A Last Generation in Flesh?

Through science and technology we will meet the aliens, and they will be us.

– Norman Spinrad, ‘The Neuromantics

Information-beings of the future may well be fluid. Human society has now reached a turning point in the operation of the digital programs of evolution, a point at which the next evolutionary steps of the species become apparent to us, to surf as we will. Or, more correctly, as the evolutionary programs run and run, the next stages pop up in parallel, resulting in continuing explosions of unexpected diversity. Our concepts of what is known as ‘human’ continually change. For example, we are no longer as dependent on physical fitness for survival. Our quantum appliances and improved mechanical devices can generally provide the requisite means or defenses. In the near future, the methods of information technology, molecular engineering, biotechnology, nanotechnology (atom stacking) and quantum-digital programming could make the human form a matter totally determined by individual whim, style and seasonal choice.

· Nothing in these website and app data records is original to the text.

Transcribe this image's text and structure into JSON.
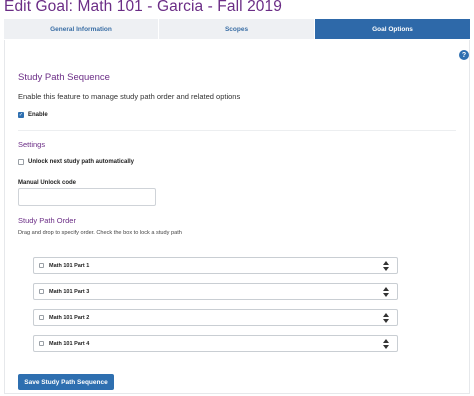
{
  "page": {
    "title": "Edit Goal: Math 101 - Garcia - Fall 2019"
  },
  "tabs": [
    {
      "label": "General Information",
      "active": false
    },
    {
      "label": "Scopes",
      "active": false
    },
    {
      "label": "Goal Options",
      "active": true
    }
  ],
  "help": {
    "glyph": "?"
  },
  "study_path": {
    "title": "Study Path Sequence",
    "description": "Enable this feature to manage study path order and related options",
    "enable_label": "Enable",
    "enable_checked": true
  },
  "settings": {
    "title": "Settings",
    "unlock_auto_label": "Unlock next study path automatically",
    "unlock_auto_checked": false,
    "manual_unlock_label": "Manual Unlock code",
    "manual_unlock_value": ""
  },
  "order": {
    "title": "Study Path Order",
    "instructions": "Drag and drop to specify order. Check the box to lock a study path",
    "items": [
      {
        "label": "Math 101 Part 1",
        "locked": false
      },
      {
        "label": "Math 101 Part 3",
        "locked": false
      },
      {
        "label": "Math 101 Part 2",
        "locked": false
      },
      {
        "label": "Math 101 Part 4",
        "locked": false
      }
    ]
  },
  "actions": {
    "save_label": "Save Study Path Sequence"
  },
  "colors": {
    "accent": "#2e6fb0",
    "heading": "#6b2d86",
    "tab_inactive": "#eef0f3"
  },
  "icons": {
    "sort": "sort-updown-icon",
    "help": "help-icon",
    "check": "checkmark-icon"
  }
}
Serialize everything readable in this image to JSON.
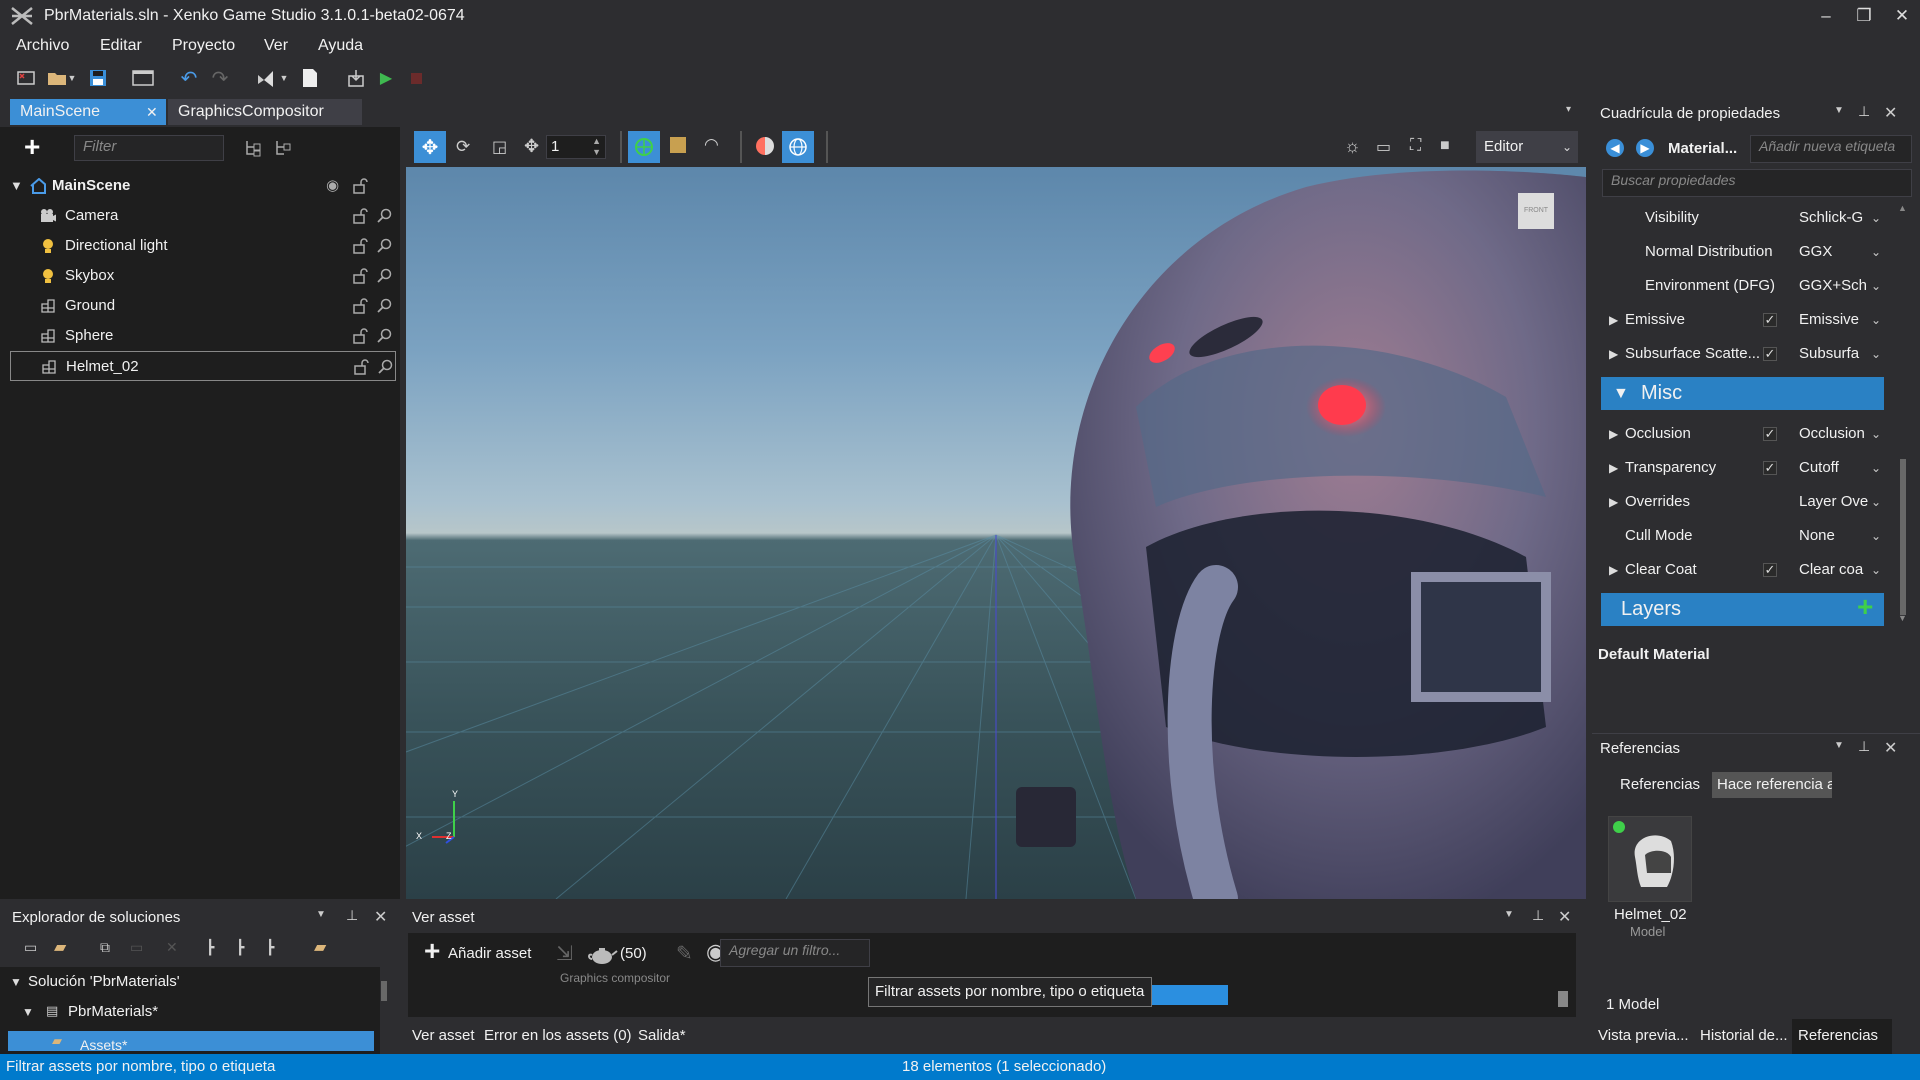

Humans already come in some variety of races and sizes. In comparison to what ‘human’ might mean within the next century, we humans are at present as indistinguishable from one another as are hydrogen molecules. Along with the irrational taboo about death, the sanctity of our body image seems to be one of the most persistent anachronisms of Industrial Age thought.

We see evolutions of the human form in the future; one more biological-like: a bio/computer hybrid of any desired form — and one not biological at all: an ‘electronic entity’ in the digital info-universe.

Human-AS-programs, and human-IN-programs.

Of these two post-humanist views, human-as-programs is more easily conceived. Today, we have crude prosthetic implants, artificial limbs, valves, and entire organs. The continuing improvements in the old-style mechanical technology slowly increase the thoroughness of brain/external-world integration. A profound change can come with the developments of biotechnology, genetic engineering, and the slightly more remote success of nanotechnology.

The electronic form of human-in-programs is more alien to our current conceptions of humanity. Through storage of one’s belief systems as data structures online, driven by desired programs one’s neuronal apparatus should operate in silicon basically as it dead on the meatware of the brain, though faster, more accurately, more self-mutably, and, if desired, immortally.

Clever cyberpunks will of course not only store themselves electronically, but do so in the form of a ‘computer virus,’ capable of traversing computer networks and of self-replicating as a guard against accidental or malicious erasure by others, or other programs. (Imagine the somewhat droll scenario: ‘What’s on this CD?’ ‘Ah, that’s just that boring adolescent Leary. Let’s go ahead and reformat it.’)

One speculation is that such viral human forms might ALREADY inhabit our computer systems. Cleverly designed, they would be very difficult, if not theoretically impossible to detect.

Current programs do not permit matching the real-time operation speed and parallel complexity of conventional brains. But time scale of operation is subjective and irrelevant, except for the purposes of interface.

Of course, there is no reason one needs to restrict one’s manifestation to a particular form. One will basically (within ever-loosening physical constraints, though perhaps inescapable economic constraints) be able to assume any desired form.

Authors of current science fiction of the cyberpunk or ‘neuromantic’ school have approached this idea from many angles. Bruce Sterling’s novel SCHISMATRIX recognizes the fact that human evolution moves in clades, radiating omnidirectionally, not moving in a line along a single path. His ‘Mechs’ and ‘Shapers’ correspond closely with our notions of electronic and biogenetic paths to evolutionary diversity.

Given the ease of copying computer-stored information, it should be possible to exist simultaneously in many forms. Where the ‘I’s’ are in this situation is a matter for digital philosophers. Our belief is that consciousness would persist in each form, running independently, cloned at each branch point.


Related Posts Plugin for WordPress, Blogger...